▸ **Required action**: Could you print out every entry, character for character?

▼▼▼

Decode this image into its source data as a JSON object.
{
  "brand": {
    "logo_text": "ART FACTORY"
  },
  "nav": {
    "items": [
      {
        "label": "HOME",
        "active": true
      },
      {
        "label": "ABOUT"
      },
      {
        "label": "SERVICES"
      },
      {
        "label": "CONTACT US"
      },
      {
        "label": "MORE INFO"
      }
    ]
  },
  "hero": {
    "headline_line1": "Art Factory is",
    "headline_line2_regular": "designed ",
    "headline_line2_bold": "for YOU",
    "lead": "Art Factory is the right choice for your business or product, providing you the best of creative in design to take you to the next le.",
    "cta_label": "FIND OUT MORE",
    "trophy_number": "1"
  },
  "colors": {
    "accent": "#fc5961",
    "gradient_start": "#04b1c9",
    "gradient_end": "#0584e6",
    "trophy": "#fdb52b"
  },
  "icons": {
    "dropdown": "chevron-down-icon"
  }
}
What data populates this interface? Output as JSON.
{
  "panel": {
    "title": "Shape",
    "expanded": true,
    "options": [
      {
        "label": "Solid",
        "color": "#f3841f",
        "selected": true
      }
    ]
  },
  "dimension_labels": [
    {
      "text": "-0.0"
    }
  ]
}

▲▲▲

▸ **Solution for this exercise**:
Decode this image into its source data as a JSON object.
{
  "brand": {
    "logo_text": "ART FACTORY"
  },
  "nav": {
    "items": [
      {
        "label": "HOME",
        "active": true
      },
      {
        "label": "ABOUT"
      },
      {
        "label": "SERVICES"
      },
      {
        "label": "CONTACT US"
      },
      {
        "label": "MORE INFO"
      }
    ]
  },
  "hero": {
    "headline_line1": "Art Factory is",
    "headline_line2_regular": "designed ",
    "headline_line2_bold": "for YOU",
    "lead": "Art Factory is the right choice for your business or product, providing you the best of creative in design to take you to the next le.",
    "cta_label": "FIND OUT MORE",
    "trophy_number": "1"
  },
  "colors": {
    "accent": "#fc5961",
    "gradient_start": "#04b1c9",
    "gradient_end": "#0584e6",
    "trophy": "#fdb52b"
  },
  "icons": {
    "dropdown": "chevron-down-icon"
  }
}
What data populates this interface? Output as JSON.
{
  "panel": {
    "title": "Shape",
    "expanded": true,
    "options": [
      {
        "label": "Solid",
        "color": "#f3841f",
        "selected": true
      }
    ]
  },
  "dimension_labels": [
    {
      "text": "-0.0"
    }
  ]
}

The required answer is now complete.